--- Supplied records ---

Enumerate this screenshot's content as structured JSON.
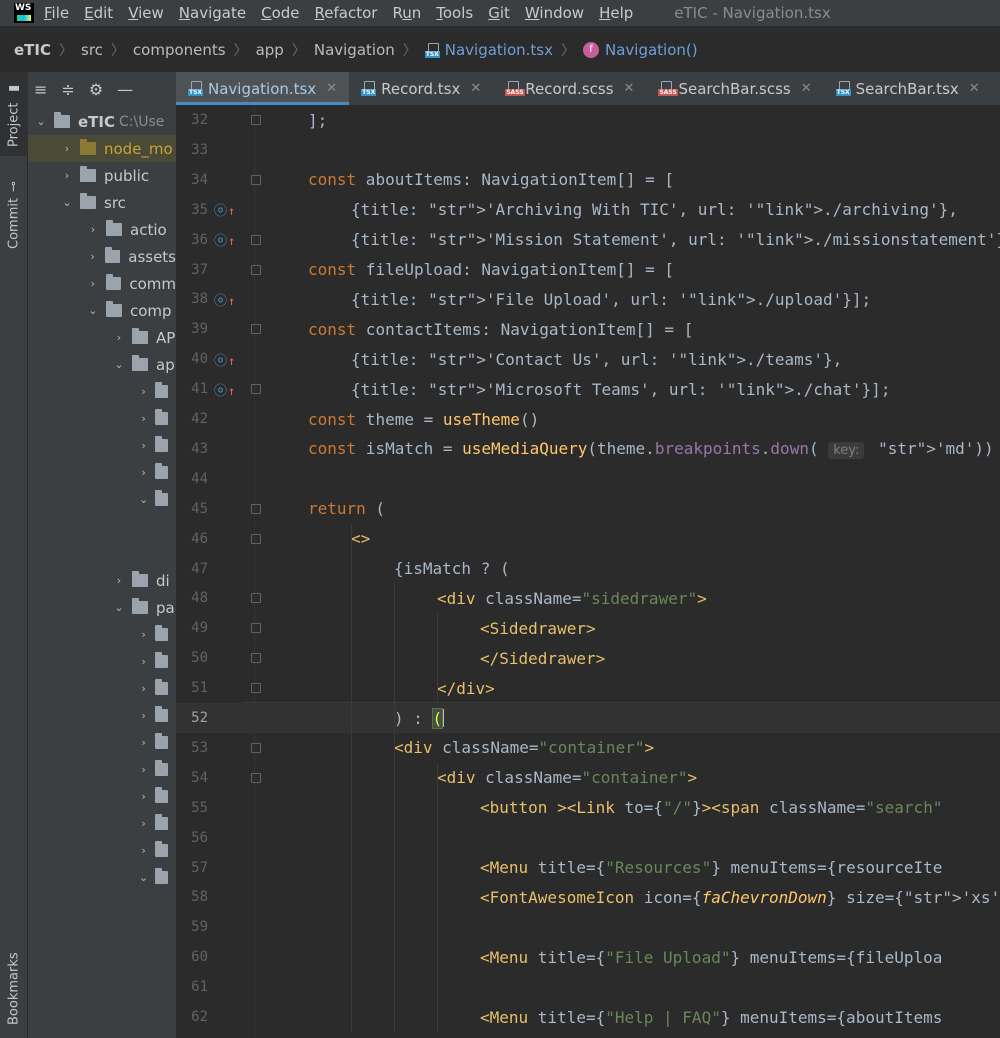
{
  "menubar": {
    "logo": "WS",
    "items": [
      "File",
      "Edit",
      "View",
      "Navigate",
      "Code",
      "Refactor",
      "Run",
      "Tools",
      "Git",
      "Window",
      "Help"
    ],
    "mnemonics": [
      "F",
      "E",
      "V",
      "N",
      "C",
      "R",
      "u",
      "T",
      "G",
      "W",
      "H"
    ],
    "window_title": "eTIC - Navigation.tsx"
  },
  "breadcrumb": {
    "root": "eTIC",
    "items": [
      "src",
      "components",
      "app",
      "Navigation"
    ],
    "file": "Navigation.tsx",
    "function": "Navigation()"
  },
  "toolstrip": {
    "project_label": "Project",
    "commit_label": "Commit",
    "bookmarks_label": "Bookmarks"
  },
  "project_tree": {
    "root_name": "eTIC",
    "root_path": "C:\\Use",
    "rows": [
      {
        "label": "node_mo",
        "type": "node_modules"
      },
      {
        "label": "public"
      },
      {
        "label": "src"
      },
      {
        "label": "actio"
      },
      {
        "label": "assets"
      },
      {
        "label": "comm"
      },
      {
        "label": "comp"
      },
      {
        "label": "AP"
      },
      {
        "label": "ap"
      },
      {
        "label": ""
      },
      {
        "label": ""
      },
      {
        "label": ""
      },
      {
        "label": ""
      },
      {
        "label": ""
      },
      {
        "label": "di"
      },
      {
        "label": "pa"
      },
      {
        "label": ""
      },
      {
        "label": ""
      },
      {
        "label": ""
      },
      {
        "label": ""
      },
      {
        "label": ""
      },
      {
        "label": ""
      },
      {
        "label": ""
      },
      {
        "label": ""
      },
      {
        "label": ""
      },
      {
        "label": ""
      },
      {
        "label": ""
      },
      {
        "label": ""
      }
    ]
  },
  "tabs": [
    {
      "label": "Navigation.tsx",
      "icon": "tsx-icon",
      "active": true
    },
    {
      "label": "Record.tsx",
      "icon": "tsx-icon"
    },
    {
      "label": "Record.scss",
      "icon": "sass-icon"
    },
    {
      "label": "SearchBar.scss",
      "icon": "sass-icon"
    },
    {
      "label": "SearchBar.tsx",
      "icon": "tsx-icon"
    }
  ],
  "editor": {
    "current_line": 52,
    "lines": [
      {
        "n": "32",
        "text": "];"
      },
      {
        "n": "33",
        "text": ""
      },
      {
        "n": "34",
        "text": "const aboutItems: NavigationItem[] = ["
      },
      {
        "n": "35",
        "text": "{title: 'Archiving With TIC', url: './archiving'},"
      },
      {
        "n": "36",
        "text": "{title: 'Mission Statement', url: './missionstatement'}];"
      },
      {
        "n": "37",
        "text": "const fileUpload: NavigationItem[] = ["
      },
      {
        "n": "38",
        "text": "{title: 'File Upload', url: './upload'}];"
      },
      {
        "n": "39",
        "text": "const contactItems: NavigationItem[] = ["
      },
      {
        "n": "40",
        "text": "{title: 'Contact Us', url: './teams'},"
      },
      {
        "n": "41",
        "text": "{title: 'Microsoft Teams', url: './chat'}];"
      },
      {
        "n": "42",
        "text": "const theme = useTheme()"
      },
      {
        "n": "43",
        "text": "const isMatch = useMediaQuery(theme.breakpoints.down( key: 'md'))"
      },
      {
        "n": "44",
        "text": ""
      },
      {
        "n": "45",
        "text": "return ("
      },
      {
        "n": "46",
        "text": "<>"
      },
      {
        "n": "47",
        "text": "{isMatch ? ("
      },
      {
        "n": "48",
        "text": "<div className=\"sidedrawer\">"
      },
      {
        "n": "49",
        "text": "<Sidedrawer>"
      },
      {
        "n": "50",
        "text": "</Sidedrawer>"
      },
      {
        "n": "51",
        "text": "</div>"
      },
      {
        "n": "52",
        "text": ") : ("
      },
      {
        "n": "53",
        "text": "<div className=\"container\">"
      },
      {
        "n": "54",
        "text": "<div className=\"container\">"
      },
      {
        "n": "55",
        "text": "<button ><Link to={\"/\"}><span className=\"search\""
      },
      {
        "n": "56",
        "text": ""
      },
      {
        "n": "57",
        "text": "<Menu title={\"Resources\"} menuItems={resourceIte"
      },
      {
        "n": "58",
        "text": "<FontAwesomeIcon icon={faChevronDown} size={'xs'"
      },
      {
        "n": "59",
        "text": ""
      },
      {
        "n": "60",
        "text": "<Menu title={\"File Upload\"} menuItems={fileUploa"
      },
      {
        "n": "61",
        "text": ""
      },
      {
        "n": "62",
        "text": "<Menu title={\"Help | FAQ\"} menuItems={aboutItems"
      }
    ]
  },
  "colors": {
    "editor_bg": "#2b2b2b",
    "panel_bg": "#3c3f41",
    "keyword": "#cc7832",
    "string": "#6a8759",
    "tag": "#e8bf6a",
    "function": "#ffc66d",
    "property": "#9876aa"
  }
}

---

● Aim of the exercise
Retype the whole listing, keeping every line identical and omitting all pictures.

● Response to this exercise
Enumerate this screenshot's content as structured JSON.
{
  "menubar": {
    "logo": "WS",
    "items": [
      "File",
      "Edit",
      "View",
      "Navigate",
      "Code",
      "Refactor",
      "Run",
      "Tools",
      "Git",
      "Window",
      "Help"
    ],
    "mnemonics": [
      "F",
      "E",
      "V",
      "N",
      "C",
      "R",
      "u",
      "T",
      "G",
      "W",
      "H"
    ],
    "window_title": "eTIC - Navigation.tsx"
  },
  "breadcrumb": {
    "root": "eTIC",
    "items": [
      "src",
      "components",
      "app",
      "Navigation"
    ],
    "file": "Navigation.tsx",
    "function": "Navigation()"
  },
  "toolstrip": {
    "project_label": "Project",
    "commit_label": "Commit",
    "bookmarks_label": "Bookmarks"
  },
  "project_tree": {
    "root_name": "eTIC",
    "root_path": "C:\\Use",
    "rows": [
      {
        "label": "node_mo",
        "type": "node_modules"
      },
      {
        "label": "public"
      },
      {
        "label": "src"
      },
      {
        "label": "actio"
      },
      {
        "label": "assets"
      },
      {
        "label": "comm"
      },
      {
        "label": "comp"
      },
      {
        "label": "AP"
      },
      {
        "label": "ap"
      },
      {
        "label": ""
      },
      {
        "label": ""
      },
      {
        "label": ""
      },
      {
        "label": ""
      },
      {
        "label": ""
      },
      {
        "label": "di"
      },
      {
        "label": "pa"
      },
      {
        "label": ""
      },
      {
        "label": ""
      },
      {
        "label": ""
      },
      {
        "label": ""
      },
      {
        "label": ""
      },
      {
        "label": ""
      },
      {
        "label": ""
      },
      {
        "label": ""
      },
      {
        "label": ""
      },
      {
        "label": ""
      },
      {
        "label": ""
      },
      {
        "label": ""
      }
    ]
  },
  "tabs": [
    {
      "label": "Navigation.tsx",
      "icon": "tsx-icon",
      "active": true
    },
    {
      "label": "Record.tsx",
      "icon": "tsx-icon"
    },
    {
      "label": "Record.scss",
      "icon": "sass-icon"
    },
    {
      "label": "SearchBar.scss",
      "icon": "sass-icon"
    },
    {
      "label": "SearchBar.tsx",
      "icon": "tsx-icon"
    }
  ],
  "editor": {
    "current_line": 52,
    "lines": [
      {
        "n": "32",
        "text": "];"
      },
      {
        "n": "33",
        "text": ""
      },
      {
        "n": "34",
        "text": "const aboutItems: NavigationItem[] = ["
      },
      {
        "n": "35",
        "text": "{title: 'Archiving With TIC', url: './archiving'},"
      },
      {
        "n": "36",
        "text": "{title: 'Mission Statement', url: './missionstatement'}];"
      },
      {
        "n": "37",
        "text": "const fileUpload: NavigationItem[] = ["
      },
      {
        "n": "38",
        "text": "{title: 'File Upload', url: './upload'}];"
      },
      {
        "n": "39",
        "text": "const contactItems: NavigationItem[] = ["
      },
      {
        "n": "40",
        "text": "{title: 'Contact Us', url: './teams'},"
      },
      {
        "n": "41",
        "text": "{title: 'Microsoft Teams', url: './chat'}];"
      },
      {
        "n": "42",
        "text": "const theme = useTheme()"
      },
      {
        "n": "43",
        "text": "const isMatch = useMediaQuery(theme.breakpoints.down( key: 'md'))"
      },
      {
        "n": "44",
        "text": ""
      },
      {
        "n": "45",
        "text": "return ("
      },
      {
        "n": "46",
        "text": "<>"
      },
      {
        "n": "47",
        "text": "{isMatch ? ("
      },
      {
        "n": "48",
        "text": "<div className=\"sidedrawer\">"
      },
      {
        "n": "49",
        "text": "<Sidedrawer>"
      },
      {
        "n": "50",
        "text": "</Sidedrawer>"
      },
      {
        "n": "51",
        "text": "</div>"
      },
      {
        "n": "52",
        "text": ") : ("
      },
      {
        "n": "53",
        "text": "<div className=\"container\">"
      },
      {
        "n": "54",
        "text": "<div className=\"container\">"
      },
      {
        "n": "55",
        "text": "<button ><Link to={\"/\"}><span className=\"search\""
      },
      {
        "n": "56",
        "text": ""
      },
      {
        "n": "57",
        "text": "<Menu title={\"Resources\"} menuItems={resourceIte"
      },
      {
        "n": "58",
        "text": "<FontAwesomeIcon icon={faChevronDown} size={'xs'"
      },
      {
        "n": "59",
        "text": ""
      },
      {
        "n": "60",
        "text": "<Menu title={\"File Upload\"} menuItems={fileUploa"
      },
      {
        "n": "61",
        "text": ""
      },
      {
        "n": "62",
        "text": "<Menu title={\"Help | FAQ\"} menuItems={aboutItems"
      }
    ]
  },
  "colors": {
    "editor_bg": "#2b2b2b",
    "panel_bg": "#3c3f41",
    "keyword": "#cc7832",
    "string": "#6a8759",
    "tag": "#e8bf6a",
    "function": "#ffc66d",
    "property": "#9876aa"
  }
}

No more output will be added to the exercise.